* _YOUR TASK_: Print exactly the lines from the one containing "Read all visible content and emit it as JSON." through the last line of the records below, both included, and nothing else; omit any pictures.

* _RECORD SET_:
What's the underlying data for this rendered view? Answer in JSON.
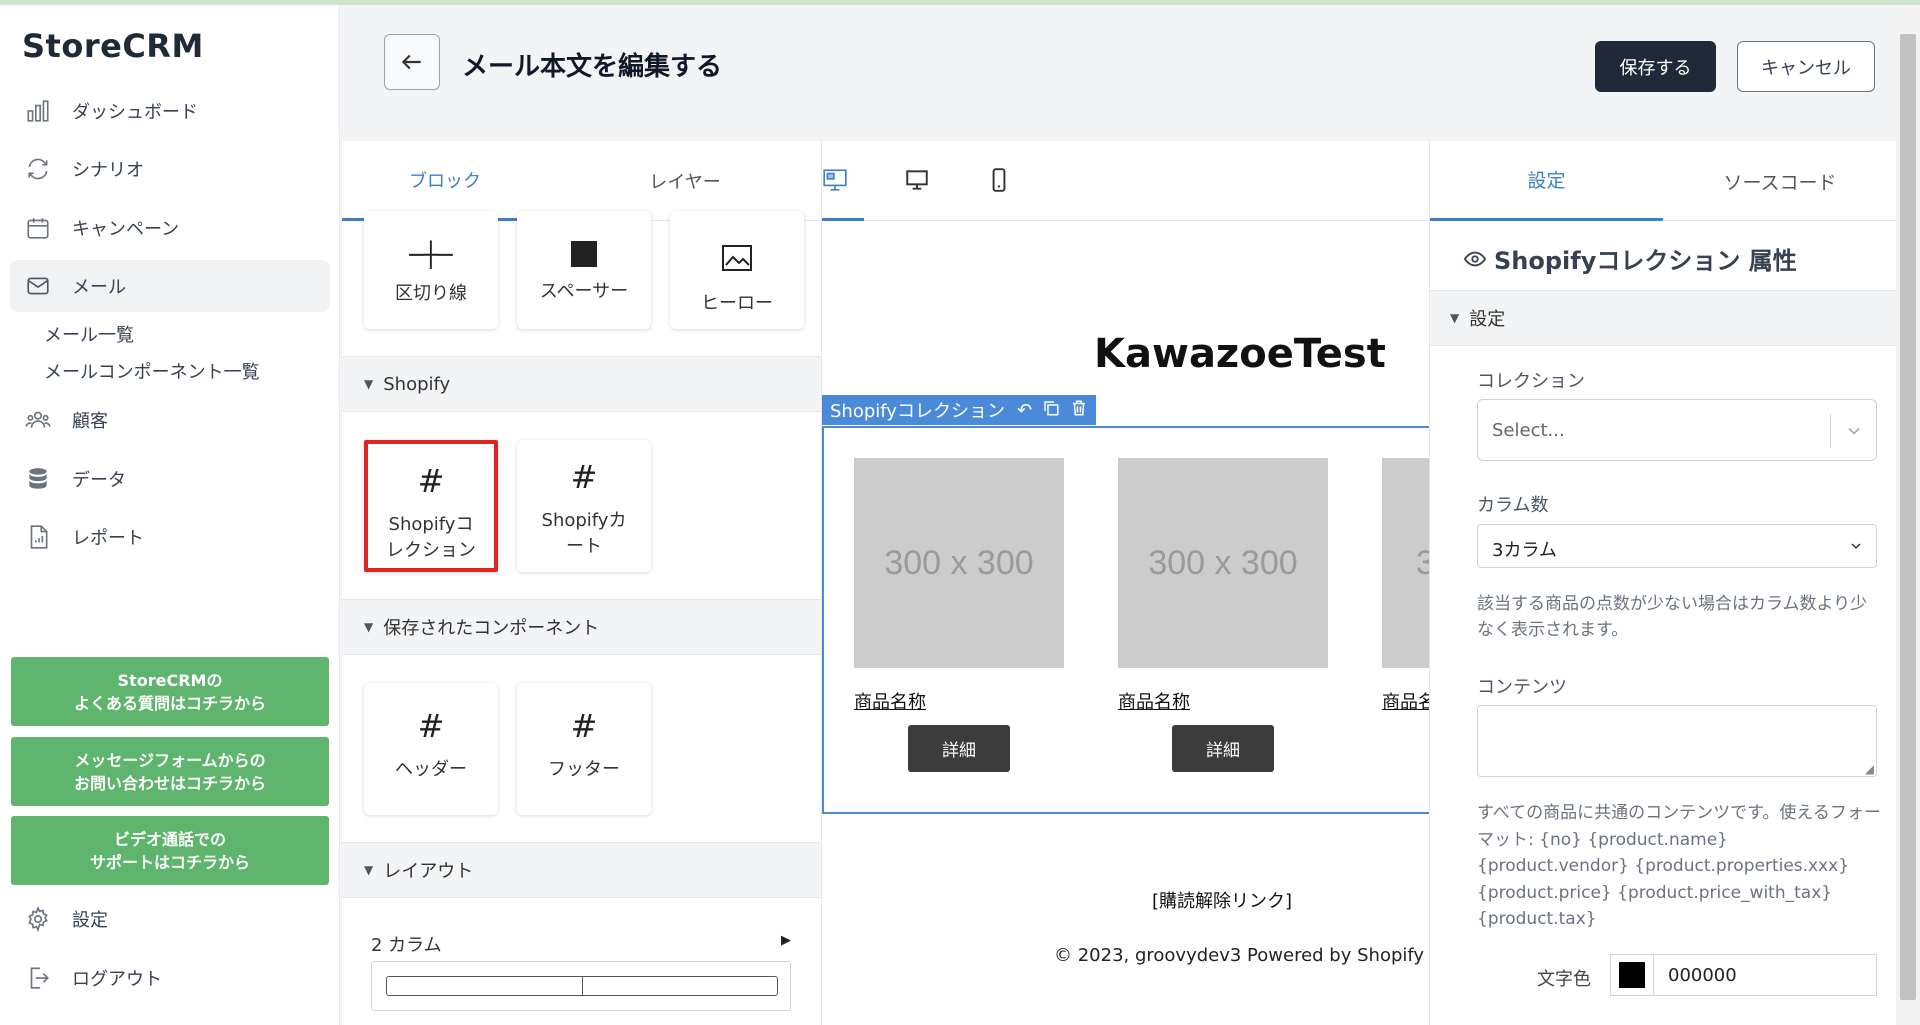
{
  "sidebar": {
    "logo": "StoreCRM",
    "items": [
      {
        "label": "ダッシュボード",
        "icon": "bar-chart-icon"
      },
      {
        "label": "シナリオ",
        "icon": "refresh-icon"
      },
      {
        "label": "キャンペーン",
        "icon": "calendar-icon"
      },
      {
        "label": "メール",
        "icon": "mail-icon"
      },
      {
        "label": "顧客",
        "icon": "users-icon"
      },
      {
        "label": "データ",
        "icon": "database-icon"
      },
      {
        "label": "レポート",
        "icon": "report-icon"
      }
    ],
    "sub_items": [
      "メール一覧",
      "メールコンポーネント一覧"
    ],
    "help_buttons": [
      {
        "line1": "StoreCRMの",
        "line2": "よくある質問はコチラから"
      },
      {
        "line1": "メッセージフォームからの",
        "line2": "お問い合わせはコチラから"
      },
      {
        "line1": "ビデオ通話での",
        "line2": "サポートはコチラから"
      }
    ],
    "settings_label": "設定",
    "logout_label": "ログアウト",
    "accent_color": "#5fb56d"
  },
  "header": {
    "title": "メール本文を編集する",
    "save_label": "保存する",
    "cancel_label": "キャンセル"
  },
  "block_panel": {
    "tabs": [
      "ブロック",
      "レイヤー"
    ],
    "top_blocks": [
      {
        "label": "区切り線",
        "icon": "divider-icon"
      },
      {
        "label": "スペーサー",
        "icon": "spacer-icon"
      },
      {
        "label": "ヒーロー",
        "icon": "hero-image-icon"
      }
    ],
    "shopify_section": "Shopify",
    "shopify_blocks": [
      {
        "line1": "Shopifyコ",
        "line2": "レクション"
      },
      {
        "line1": "Shopifyカ",
        "line2": "ート"
      }
    ],
    "saved_section": "保存されたコンポーネント",
    "saved_blocks": [
      "ヘッダー",
      "フッター"
    ],
    "layout_section": "レイアウト",
    "layout_item": "2 カラム"
  },
  "canvas": {
    "brand": "KawazoeTest",
    "collection_label": "Shopifyコレクション",
    "placeholder": "300 x 300",
    "product_name": "商品名称",
    "product_name_cut": "商品名",
    "detail_label": "詳細",
    "unsubscribe": "[購読解除リンク]",
    "footer": "© 2023, groovydev3 Powered by Shopify"
  },
  "props": {
    "tabs": [
      "設定",
      "ソースコード"
    ],
    "title": "Shopifyコレクション 属性",
    "section": "設定",
    "collection_label": "コレクション",
    "collection_placeholder": "Select...",
    "columns_label": "カラム数",
    "columns_value": "3カラム",
    "columns_help": "該当する商品の点数が少ない場合はカラム数より少なく表示されます。",
    "contents_label": "コンテンツ",
    "contents_help": "すべての商品に共通のコンテンツです。使えるフォーマット: {no} {product.name} {product.vendor} {product.properties.xxx} {product.price} {product.price_with_tax} {product.tax}",
    "text_color_label": "文字色",
    "text_color_value": "000000"
  }
}
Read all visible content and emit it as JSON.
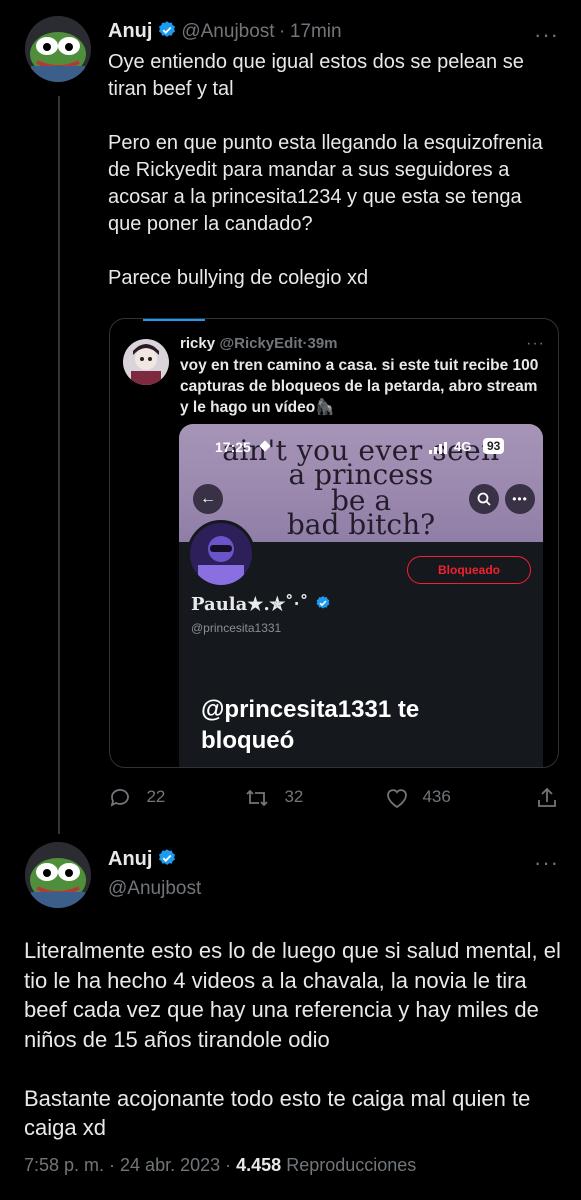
{
  "tweet1": {
    "author_name": "Anuj",
    "handle": "@Anujbost",
    "separator": "·",
    "time": "17min",
    "more": "···",
    "text": "Oye entiendo que igual estos dos se pelean se tiran beef y tal\n\nPero en que punto esta llegando la esquizofrenia de Rickyedit para mandar a sus seguidores a acosar a la princesita1234 y que esta se tenga que poner la candado?\n\nParece bullying de colegio xd"
  },
  "quote": {
    "author_name": "ricky",
    "handle": "@RickyEdit",
    "separator": "·",
    "time": "39m",
    "more": "···",
    "text": "voy en tren camino a casa. si este tuit recibe 100 capturas de bloqueos de la petarda, abro stream y le hago un vídeo🦍",
    "image": {
      "status_time": "17:25",
      "network": "4G",
      "battery": "93",
      "banner_lines": [
        "ain't you ever seen",
        "a princess",
        "be a",
        "bad bitch?"
      ],
      "blocked_label": "Bloqueado",
      "profile_name": "Paula★.✯˚‧˚",
      "profile_handle": "@princesita1331",
      "blocked_message_line1": "@princesita1331 te",
      "blocked_message_line2": "bloqueó"
    }
  },
  "actions": {
    "replies": "22",
    "retweets": "32",
    "likes": "436"
  },
  "tweet2": {
    "author_name": "Anuj",
    "handle": "@Anujbost",
    "more": "···",
    "text": "Literalmente esto es lo de luego que si salud mental, el tio le ha hecho 4 videos a la chavala, la novia le tira beef cada vez que hay una referencia y hay miles de niños de 15 años tirandole odio\n\nBastante acojonante todo esto te caiga mal quien te caiga xd",
    "timestamp": "7:58 p. m. · 24 abr. 2023 ·",
    "views_count": "4.458",
    "views_label": "Reproducciones"
  },
  "colors": {
    "background": "#000000",
    "text": "#e7e9ea",
    "muted": "#71767b",
    "verified": "#1d9bf0",
    "blocked_red": "#f4212e"
  }
}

* _EXPECTED ANSWER_:
Read all visible content and emit it as JSON.
{
  "tweet1": {
    "author_name": "Anuj",
    "handle": "@Anujbost",
    "separator": "·",
    "time": "17min",
    "more": "···",
    "text": "Oye entiendo que igual estos dos se pelean se tiran beef y tal\n\nPero en que punto esta llegando la esquizofrenia de Rickyedit para mandar a sus seguidores a acosar a la princesita1234 y que esta se tenga que poner la candado?\n\nParece bullying de colegio xd"
  },
  "quote": {
    "author_name": "ricky",
    "handle": "@RickyEdit",
    "separator": "·",
    "time": "39m",
    "more": "···",
    "text": "voy en tren camino a casa. si este tuit recibe 100 capturas de bloqueos de la petarda, abro stream y le hago un vídeo🦍",
    "image": {
      "status_time": "17:25",
      "network": "4G",
      "battery": "93",
      "banner_lines": [
        "ain't you ever seen",
        "a princess",
        "be a",
        "bad bitch?"
      ],
      "blocked_label": "Bloqueado",
      "profile_name": "Paula★.✯˚‧˚",
      "profile_handle": "@princesita1331",
      "blocked_message_line1": "@princesita1331 te",
      "blocked_message_line2": "bloqueó"
    }
  },
  "actions": {
    "replies": "22",
    "retweets": "32",
    "likes": "436"
  },
  "tweet2": {
    "author_name": "Anuj",
    "handle": "@Anujbost",
    "more": "···",
    "text": "Literalmente esto es lo de luego que si salud mental, el tio le ha hecho 4 videos a la chavala, la novia le tira beef cada vez que hay una referencia y hay miles de niños de 15 años tirandole odio\n\nBastante acojonante todo esto te caiga mal quien te caiga xd",
    "timestamp": "7:58 p. m. · 24 abr. 2023 ·",
    "views_count": "4.458",
    "views_label": "Reproducciones"
  },
  "colors": {
    "background": "#000000",
    "text": "#e7e9ea",
    "muted": "#71767b",
    "verified": "#1d9bf0",
    "blocked_red": "#f4212e"
  }
}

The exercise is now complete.